Phillipy, Patricia. Painting Women: Cosmetics, Canvases and Early Modern Culture. Baltimore: Johns Hopkins Press, 2005.

Vallone, Lynne. Disciplines of Virtue: Girls’ Culture in the Eighteenth and Nineteenth Century. New Haven: Yale UP, 2005.

von Vacano, Diego A. The Art of Power: Machiavelli, Nietzsche, and the Making of Aesthetic Political Power. Lanham, M.D.: Lexington Books. Forthcoming November 2006.

Internal Faculty Fellows Symposium

On 20-21 September 2006, the 2005-2006 Internal Faculty Fellows of the Melbern G. Glasscock Center for Humanities Research put on a symposium, “Show & Tell: Visual Culture and the Humanities,” that put forward the projects they had worked on while on leave in spring 2006. Professor Michael Ann Holly, Director of Research and Academic Programs of the Sterling and Francine Clark Art Institute, and a noted historian of art, served as the symposium’s keynote speaker on Friday night. In her talk on “The Melancholic Art,” Professor Holly intriguingly investigated the ways in which art history is at its core a melancholy discipline. Arguing that art history is about recovering loss, but without a lost object, she explored the ways in which the very physicality of art objects poses a challenge to the recovery of their history. Invoking art historians, critics, and philosophers from Freud and Nietzsche to Warburg and Ankersmit, Holly argued that the melancholy unconscious of the history of art could nonetheless find compensations in the presence of these meaningful objects.

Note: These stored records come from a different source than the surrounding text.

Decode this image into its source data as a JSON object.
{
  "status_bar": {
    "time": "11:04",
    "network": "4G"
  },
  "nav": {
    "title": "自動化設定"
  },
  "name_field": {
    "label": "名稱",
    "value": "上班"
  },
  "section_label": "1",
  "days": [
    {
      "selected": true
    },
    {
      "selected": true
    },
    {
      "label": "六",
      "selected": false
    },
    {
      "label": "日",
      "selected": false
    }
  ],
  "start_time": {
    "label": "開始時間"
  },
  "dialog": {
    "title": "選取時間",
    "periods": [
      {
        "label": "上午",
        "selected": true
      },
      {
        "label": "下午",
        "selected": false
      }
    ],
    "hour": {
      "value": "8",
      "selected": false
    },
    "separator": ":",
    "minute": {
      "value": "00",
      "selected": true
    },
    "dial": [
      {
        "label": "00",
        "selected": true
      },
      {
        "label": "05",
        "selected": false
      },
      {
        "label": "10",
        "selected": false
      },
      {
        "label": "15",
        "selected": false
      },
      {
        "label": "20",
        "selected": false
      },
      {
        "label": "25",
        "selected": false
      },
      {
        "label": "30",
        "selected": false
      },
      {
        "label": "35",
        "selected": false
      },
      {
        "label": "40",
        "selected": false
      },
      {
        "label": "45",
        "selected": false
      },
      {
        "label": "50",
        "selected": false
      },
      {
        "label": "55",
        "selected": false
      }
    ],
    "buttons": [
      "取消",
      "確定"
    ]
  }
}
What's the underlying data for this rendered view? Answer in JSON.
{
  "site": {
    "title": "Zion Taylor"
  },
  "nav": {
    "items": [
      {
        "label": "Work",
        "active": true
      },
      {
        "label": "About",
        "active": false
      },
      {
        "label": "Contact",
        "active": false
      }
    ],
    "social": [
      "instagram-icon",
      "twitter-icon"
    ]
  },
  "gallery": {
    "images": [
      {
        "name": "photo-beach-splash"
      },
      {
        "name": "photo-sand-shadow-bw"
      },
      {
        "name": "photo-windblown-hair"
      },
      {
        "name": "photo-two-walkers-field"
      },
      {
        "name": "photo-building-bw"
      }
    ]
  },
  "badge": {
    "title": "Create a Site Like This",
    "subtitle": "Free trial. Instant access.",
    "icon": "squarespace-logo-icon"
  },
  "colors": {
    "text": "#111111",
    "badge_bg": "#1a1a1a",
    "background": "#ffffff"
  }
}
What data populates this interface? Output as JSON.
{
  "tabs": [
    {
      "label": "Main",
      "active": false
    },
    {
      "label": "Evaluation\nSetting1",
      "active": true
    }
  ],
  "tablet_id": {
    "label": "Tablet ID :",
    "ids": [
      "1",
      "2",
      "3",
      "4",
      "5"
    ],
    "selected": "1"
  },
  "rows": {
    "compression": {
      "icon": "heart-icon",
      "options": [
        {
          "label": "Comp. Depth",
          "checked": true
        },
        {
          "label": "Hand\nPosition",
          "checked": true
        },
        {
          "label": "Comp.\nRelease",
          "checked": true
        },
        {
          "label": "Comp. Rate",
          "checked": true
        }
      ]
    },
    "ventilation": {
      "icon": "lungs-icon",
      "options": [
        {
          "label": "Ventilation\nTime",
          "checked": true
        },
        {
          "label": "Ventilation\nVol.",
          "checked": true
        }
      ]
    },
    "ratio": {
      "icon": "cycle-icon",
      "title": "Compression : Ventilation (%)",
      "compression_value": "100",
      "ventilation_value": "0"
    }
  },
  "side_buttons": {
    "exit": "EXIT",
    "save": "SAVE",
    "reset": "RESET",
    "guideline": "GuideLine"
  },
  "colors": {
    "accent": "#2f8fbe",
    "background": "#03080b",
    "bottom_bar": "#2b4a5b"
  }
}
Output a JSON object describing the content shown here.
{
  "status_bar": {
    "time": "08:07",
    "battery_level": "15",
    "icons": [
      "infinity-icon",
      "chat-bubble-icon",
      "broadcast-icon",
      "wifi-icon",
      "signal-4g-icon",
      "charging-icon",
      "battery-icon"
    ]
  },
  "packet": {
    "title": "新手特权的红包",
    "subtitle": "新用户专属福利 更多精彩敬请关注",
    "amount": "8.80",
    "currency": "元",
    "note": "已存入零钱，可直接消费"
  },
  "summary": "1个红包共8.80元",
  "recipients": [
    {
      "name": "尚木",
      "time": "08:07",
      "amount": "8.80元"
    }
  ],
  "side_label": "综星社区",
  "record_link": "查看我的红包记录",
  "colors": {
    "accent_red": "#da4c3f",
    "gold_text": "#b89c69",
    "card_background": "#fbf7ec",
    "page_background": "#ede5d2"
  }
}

For art historians, she claimed, the fear of losing that which is always already gone – that is, the cultural context from which the work of art emerged – leads to the critic’s celebration of what remains.

The presentations of the Glasscock Center’s Internal Fellows on Saturday ranged widely. Troy Bickham (History) assessed the awareness ordinary Britons had of the growing British empire in the eighteenth century in his study of the ways images of empire figured in their daily life. Using thousands of grocers’ trade cards, Bickham explored how the images they used to depict the most common consumables of empire – coffee, tea, tobacco, and sugar – rested on particular stereotypes and generated strong associations. These, more than abstract concepts of nationalism, brought empire home to the bulk of the metropolitan population. Lynne Vallone (English) provided an illustrated account of photography and the image of the child by juxtaposing modern photographers’ images of childhood flesh with those of nineteenth-century memorial photography. She compared the ways that both Victorian photos of dead children and contemporary images of children “displaced from childhood” preserved, fixed, and fetishized the child’s body. Sarah Misemer (Hispanic Studies) in a paper on “Moving Forward and Looking Back at the River Plate” demonstrated ways in which the railway and railroad industry helped to shape the identity of modern Argentina and Uruguay. From the time of the mid-nineteenth century achievement of nationhood, the train has appeared recurrently first in literature and then in film as a metaphor for modernization and nation-building. Where its first apearnce was straightforwardly celebratory, the train now provides a means of commenting – nostalgically, critically, ironically – on Argentine history both before and since the return to democracy in the 1980s. In his presentation on “Building Cool: How Brazil Became Modern,” Antonio La Pastina (Communication) discussed the ways of seeing Brazil that were current in the United States from the 1930s to the 1960s. He showed that in addition to being conveyed through everything from Walt Disney cartoons to Carmen Miranda’s performances, images of Brazil and things Brazilian were also associated with modernity, beginning no later than the influential Brazilian Pavilion at the 1939 New York World’s Fair. Although no representations operated in isolation from others, La Pastina argued that images of modernity – linked to visions of “cool” – ranked high in the multi-layered understandings of Brazil circulating in the United States.